A trip down memory lane….

Posted: October 18, 2012 in Uncategorized

18 October 2012

It is strange how our association with the past increases as the years go by. Last month, I heard that one of my teachers from Engineering was retiring and that brought up some old memories; long forgotten conversations, comments that guided and moulded. Radhakrishnan Sir had been a favourite with us as he came through as a genuine individual who cared for our future. When I heard of his retirement, I phoned him up and I was very pleasantly surprised when he recalled me even after all these years. It was also a matter of personal pride that he recalled me by my association with Panchajanyam Library.
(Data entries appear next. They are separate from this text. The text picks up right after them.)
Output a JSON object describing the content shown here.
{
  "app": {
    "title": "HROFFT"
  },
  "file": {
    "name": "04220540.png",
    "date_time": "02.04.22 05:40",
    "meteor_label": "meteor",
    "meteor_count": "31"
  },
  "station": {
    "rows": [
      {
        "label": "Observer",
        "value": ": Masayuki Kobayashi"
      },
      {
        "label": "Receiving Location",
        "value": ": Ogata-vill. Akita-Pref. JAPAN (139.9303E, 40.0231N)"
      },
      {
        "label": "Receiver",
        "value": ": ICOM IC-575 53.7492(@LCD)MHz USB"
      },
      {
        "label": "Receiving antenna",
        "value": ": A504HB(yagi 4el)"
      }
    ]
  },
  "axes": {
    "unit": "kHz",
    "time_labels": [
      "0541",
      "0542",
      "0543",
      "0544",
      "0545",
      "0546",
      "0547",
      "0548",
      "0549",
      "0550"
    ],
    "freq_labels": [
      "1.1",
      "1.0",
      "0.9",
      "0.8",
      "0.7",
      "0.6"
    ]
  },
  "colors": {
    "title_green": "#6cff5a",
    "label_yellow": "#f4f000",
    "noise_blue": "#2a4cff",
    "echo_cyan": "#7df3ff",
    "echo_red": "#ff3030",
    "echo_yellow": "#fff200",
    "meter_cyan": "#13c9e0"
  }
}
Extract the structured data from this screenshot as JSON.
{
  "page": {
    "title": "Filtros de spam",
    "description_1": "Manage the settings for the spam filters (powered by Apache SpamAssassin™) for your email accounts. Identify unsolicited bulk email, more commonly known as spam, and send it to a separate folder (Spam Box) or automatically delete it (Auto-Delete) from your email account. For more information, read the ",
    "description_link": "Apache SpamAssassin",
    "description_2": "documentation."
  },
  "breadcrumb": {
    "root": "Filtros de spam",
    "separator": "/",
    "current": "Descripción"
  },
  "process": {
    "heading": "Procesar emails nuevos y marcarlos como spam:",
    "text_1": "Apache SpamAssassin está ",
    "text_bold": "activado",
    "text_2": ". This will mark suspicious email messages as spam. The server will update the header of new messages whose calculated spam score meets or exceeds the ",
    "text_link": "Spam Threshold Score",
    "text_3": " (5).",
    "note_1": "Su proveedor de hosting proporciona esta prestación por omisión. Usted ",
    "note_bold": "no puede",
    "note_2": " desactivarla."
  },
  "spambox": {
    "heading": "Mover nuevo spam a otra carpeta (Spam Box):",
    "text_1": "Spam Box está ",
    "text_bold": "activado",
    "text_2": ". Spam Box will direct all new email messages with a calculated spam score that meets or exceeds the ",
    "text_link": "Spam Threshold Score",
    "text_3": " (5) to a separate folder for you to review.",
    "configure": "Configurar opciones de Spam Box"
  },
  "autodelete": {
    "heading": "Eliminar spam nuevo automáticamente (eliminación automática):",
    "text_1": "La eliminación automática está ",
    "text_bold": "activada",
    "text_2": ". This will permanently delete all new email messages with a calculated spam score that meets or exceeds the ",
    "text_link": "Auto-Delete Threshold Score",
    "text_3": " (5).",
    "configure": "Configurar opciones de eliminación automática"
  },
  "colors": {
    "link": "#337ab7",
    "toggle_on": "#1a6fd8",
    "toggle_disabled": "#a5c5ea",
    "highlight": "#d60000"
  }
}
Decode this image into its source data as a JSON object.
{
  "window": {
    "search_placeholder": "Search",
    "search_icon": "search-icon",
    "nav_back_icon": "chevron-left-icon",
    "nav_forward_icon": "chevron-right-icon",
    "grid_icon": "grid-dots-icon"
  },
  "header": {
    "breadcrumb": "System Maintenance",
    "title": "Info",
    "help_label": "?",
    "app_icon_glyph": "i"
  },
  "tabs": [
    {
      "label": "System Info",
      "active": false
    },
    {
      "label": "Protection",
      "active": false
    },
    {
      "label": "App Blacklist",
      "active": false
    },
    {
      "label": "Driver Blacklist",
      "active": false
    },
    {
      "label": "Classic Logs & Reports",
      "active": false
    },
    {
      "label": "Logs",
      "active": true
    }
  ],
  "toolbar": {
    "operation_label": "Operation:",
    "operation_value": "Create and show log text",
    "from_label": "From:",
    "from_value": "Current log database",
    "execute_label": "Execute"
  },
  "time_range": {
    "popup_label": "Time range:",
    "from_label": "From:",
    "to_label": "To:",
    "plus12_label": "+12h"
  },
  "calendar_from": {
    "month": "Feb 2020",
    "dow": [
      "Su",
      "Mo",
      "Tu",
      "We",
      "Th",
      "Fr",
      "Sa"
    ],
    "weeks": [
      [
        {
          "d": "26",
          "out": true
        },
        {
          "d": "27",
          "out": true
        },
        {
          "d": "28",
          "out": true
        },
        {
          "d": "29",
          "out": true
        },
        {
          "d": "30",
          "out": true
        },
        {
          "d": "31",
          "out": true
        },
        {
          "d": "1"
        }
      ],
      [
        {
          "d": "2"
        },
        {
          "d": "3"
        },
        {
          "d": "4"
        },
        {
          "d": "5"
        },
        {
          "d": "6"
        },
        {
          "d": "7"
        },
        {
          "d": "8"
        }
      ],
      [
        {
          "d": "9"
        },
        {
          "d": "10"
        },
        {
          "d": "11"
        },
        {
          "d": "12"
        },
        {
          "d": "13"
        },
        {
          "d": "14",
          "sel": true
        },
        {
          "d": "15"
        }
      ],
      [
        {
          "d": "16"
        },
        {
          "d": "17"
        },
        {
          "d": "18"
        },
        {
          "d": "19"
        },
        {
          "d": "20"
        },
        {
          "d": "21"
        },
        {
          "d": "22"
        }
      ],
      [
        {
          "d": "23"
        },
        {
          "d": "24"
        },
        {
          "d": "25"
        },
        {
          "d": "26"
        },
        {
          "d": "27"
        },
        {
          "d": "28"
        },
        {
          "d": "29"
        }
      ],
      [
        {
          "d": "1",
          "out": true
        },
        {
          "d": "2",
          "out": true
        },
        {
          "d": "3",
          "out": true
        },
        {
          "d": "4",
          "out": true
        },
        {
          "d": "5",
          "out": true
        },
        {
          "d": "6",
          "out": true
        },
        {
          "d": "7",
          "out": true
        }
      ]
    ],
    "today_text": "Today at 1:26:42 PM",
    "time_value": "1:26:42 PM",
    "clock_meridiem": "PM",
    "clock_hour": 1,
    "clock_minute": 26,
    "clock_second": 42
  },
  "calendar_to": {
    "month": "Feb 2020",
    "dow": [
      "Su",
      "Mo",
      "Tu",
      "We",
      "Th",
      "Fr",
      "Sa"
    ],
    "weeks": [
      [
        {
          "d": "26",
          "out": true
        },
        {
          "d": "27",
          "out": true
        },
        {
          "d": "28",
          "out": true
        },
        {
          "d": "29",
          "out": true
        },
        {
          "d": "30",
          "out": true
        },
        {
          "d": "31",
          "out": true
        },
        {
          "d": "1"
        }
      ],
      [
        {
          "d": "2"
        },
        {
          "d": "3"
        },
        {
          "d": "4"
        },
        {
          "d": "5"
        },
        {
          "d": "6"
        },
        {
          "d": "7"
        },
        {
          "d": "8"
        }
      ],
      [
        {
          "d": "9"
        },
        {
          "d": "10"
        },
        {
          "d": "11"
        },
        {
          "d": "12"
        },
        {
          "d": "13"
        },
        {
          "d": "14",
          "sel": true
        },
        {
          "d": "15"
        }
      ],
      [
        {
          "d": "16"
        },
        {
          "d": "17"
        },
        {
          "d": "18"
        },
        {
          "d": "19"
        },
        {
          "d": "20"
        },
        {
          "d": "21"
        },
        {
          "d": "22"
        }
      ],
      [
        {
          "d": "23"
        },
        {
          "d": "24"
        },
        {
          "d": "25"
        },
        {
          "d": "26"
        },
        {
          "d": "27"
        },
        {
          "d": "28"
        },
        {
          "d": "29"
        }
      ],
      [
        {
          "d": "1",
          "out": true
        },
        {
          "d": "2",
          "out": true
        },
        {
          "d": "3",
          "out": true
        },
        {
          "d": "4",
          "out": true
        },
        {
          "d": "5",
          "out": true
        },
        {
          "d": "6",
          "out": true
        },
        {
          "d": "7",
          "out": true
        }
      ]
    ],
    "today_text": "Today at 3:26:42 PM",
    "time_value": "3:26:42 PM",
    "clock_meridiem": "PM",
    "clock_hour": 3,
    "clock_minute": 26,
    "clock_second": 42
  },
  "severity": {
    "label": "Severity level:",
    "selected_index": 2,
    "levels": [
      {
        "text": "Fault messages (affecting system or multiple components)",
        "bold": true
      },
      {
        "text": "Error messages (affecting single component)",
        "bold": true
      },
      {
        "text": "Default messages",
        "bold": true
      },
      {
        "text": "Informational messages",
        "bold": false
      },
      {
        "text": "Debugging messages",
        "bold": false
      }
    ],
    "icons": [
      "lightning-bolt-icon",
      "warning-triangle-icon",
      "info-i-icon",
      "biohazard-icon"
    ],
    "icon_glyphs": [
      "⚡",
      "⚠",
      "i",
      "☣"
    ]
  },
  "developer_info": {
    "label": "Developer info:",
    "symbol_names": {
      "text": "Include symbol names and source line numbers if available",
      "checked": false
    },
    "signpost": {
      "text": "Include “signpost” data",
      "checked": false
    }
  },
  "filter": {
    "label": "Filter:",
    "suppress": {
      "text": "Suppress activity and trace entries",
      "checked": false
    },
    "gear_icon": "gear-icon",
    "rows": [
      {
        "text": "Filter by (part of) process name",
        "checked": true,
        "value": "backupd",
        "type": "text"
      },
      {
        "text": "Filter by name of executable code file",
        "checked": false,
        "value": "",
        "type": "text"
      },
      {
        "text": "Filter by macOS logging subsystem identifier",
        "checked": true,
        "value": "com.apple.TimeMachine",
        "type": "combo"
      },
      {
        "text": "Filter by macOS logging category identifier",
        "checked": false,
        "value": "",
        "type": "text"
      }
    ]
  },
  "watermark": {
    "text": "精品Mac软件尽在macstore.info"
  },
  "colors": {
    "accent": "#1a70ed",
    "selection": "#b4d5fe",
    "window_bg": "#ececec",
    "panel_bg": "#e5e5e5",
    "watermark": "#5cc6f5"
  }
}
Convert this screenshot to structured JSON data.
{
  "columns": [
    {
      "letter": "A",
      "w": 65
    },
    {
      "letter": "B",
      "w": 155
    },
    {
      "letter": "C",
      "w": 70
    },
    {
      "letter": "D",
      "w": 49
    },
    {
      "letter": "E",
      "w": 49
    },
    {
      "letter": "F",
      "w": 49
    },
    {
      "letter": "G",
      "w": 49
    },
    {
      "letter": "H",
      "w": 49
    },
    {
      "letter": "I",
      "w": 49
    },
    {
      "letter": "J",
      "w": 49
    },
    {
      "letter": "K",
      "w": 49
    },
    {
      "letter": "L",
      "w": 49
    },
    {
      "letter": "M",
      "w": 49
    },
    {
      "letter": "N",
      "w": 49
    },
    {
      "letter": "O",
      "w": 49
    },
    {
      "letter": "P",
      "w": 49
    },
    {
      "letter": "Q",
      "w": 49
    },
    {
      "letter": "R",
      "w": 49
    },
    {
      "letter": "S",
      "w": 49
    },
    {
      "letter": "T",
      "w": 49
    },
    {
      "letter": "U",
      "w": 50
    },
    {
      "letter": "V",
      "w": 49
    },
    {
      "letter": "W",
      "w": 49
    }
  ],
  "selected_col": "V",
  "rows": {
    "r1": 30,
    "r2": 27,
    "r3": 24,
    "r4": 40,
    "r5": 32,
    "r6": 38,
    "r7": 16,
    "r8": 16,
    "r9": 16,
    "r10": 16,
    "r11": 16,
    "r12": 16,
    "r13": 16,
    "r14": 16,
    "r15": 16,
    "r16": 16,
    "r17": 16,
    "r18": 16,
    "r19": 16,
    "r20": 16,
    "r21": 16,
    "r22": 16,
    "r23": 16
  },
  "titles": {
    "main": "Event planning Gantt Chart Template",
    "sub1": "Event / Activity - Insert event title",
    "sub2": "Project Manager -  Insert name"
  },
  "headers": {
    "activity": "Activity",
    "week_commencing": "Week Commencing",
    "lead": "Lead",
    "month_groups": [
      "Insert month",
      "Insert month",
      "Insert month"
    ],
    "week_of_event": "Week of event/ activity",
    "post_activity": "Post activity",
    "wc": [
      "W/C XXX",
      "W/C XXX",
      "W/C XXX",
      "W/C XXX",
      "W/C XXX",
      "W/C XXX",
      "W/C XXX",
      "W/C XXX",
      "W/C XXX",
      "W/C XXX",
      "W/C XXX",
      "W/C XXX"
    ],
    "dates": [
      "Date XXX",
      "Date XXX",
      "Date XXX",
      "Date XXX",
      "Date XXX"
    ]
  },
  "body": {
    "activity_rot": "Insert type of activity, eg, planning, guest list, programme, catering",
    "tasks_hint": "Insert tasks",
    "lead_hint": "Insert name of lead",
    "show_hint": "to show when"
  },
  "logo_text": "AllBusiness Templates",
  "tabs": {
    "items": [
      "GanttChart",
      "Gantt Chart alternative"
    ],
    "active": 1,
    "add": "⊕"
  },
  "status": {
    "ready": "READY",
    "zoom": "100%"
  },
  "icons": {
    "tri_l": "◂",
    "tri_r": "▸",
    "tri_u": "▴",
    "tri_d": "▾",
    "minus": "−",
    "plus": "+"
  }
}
When we talked, he invited me to his house and I promised to visit whenever I was in Kerala next.

Accordingly, I set off yesterday along with two of my friends – Madhu and Murali. As we were driving there, I kept thinking about how the meeting would be and whether we could get back into the easy conversations we used to have on difficult subjects like philosophy. A long twenty three years had flown by and we had gone different ways. I had grown wiser in the ways of the world and had, to an extent, managed to utilize, benefit from and compromise with the base ways of the world. On the other hand, Radhakrishnan Sir had steadfastedly declined to compromise and had withdrawn bit by bit; the wheelings and dealings of the “worldly wise” were not for him. His was an outlook derived from the strength of Indian philosophical thought and wisdom and that was how he approached engineering and physics. I remembered him as a simple soul with simple needs but with strong conviction and awareness of what really matters.

I have to admit that I was a bit anxious when I walked up the steps of his house. All my concerns were blown away when he appeared. My friends, who expected an “engineer” were totally floored by the dhoti clad, smiling individual who welcomed us with folded hands. No grandeur, no pompous words and we started off exactly as we had left off more than two decades ago. We talked about the college and what he is doing currently and about his very famous ancestor, Kunchan Nambiar. The talk soon turned to values and life and sure enough we soon got into Vedas and Upanishads. His father was also present in the room and he is an expert in Sanskrit and Vedas. Once again, I was a student and for a brief while, I had the good fortune to be transported back in time. Recently, I had heard a couple of students say that Radhakrishnan Sir did not teach well and I could only feel sorry for their ignorance; it is surely their loss. It is not often that you have an opportunity to listen to a pure soul, a person with nothing to hide, but has a lot to share. This was what we had seen in this unique teacher when we were in his class – a pity that the later generations seem to have missed out on that.

An hour and a half passed like a few minutes. As we left, we were all silent for a few minutes. As I sit down to write this, I find that my writing skills are totally inadequate for this task. What do you say about someone who is only bothered about being a good human being, someone while being brilliant in his own field never bothered to chase commercial success, someone who is deeply concerned that his students should imbibe the right values that will help them in life? He did not ask me how successful I was in my career or otherwise, he was only interested in how I am as an individual. He gave me a gift of a book and some writings. I was humbled, impressed and touched by this very genuine person who only wants to make this world a better place to live in. I salute and bow my head in respect to my teacher, who practices what he preaches. To me, he is a great teacher and I know that many of my class mates feel so too. The mark that this teacher has left is valued and cherished even after a quarter century has passed. If this is not success, what is?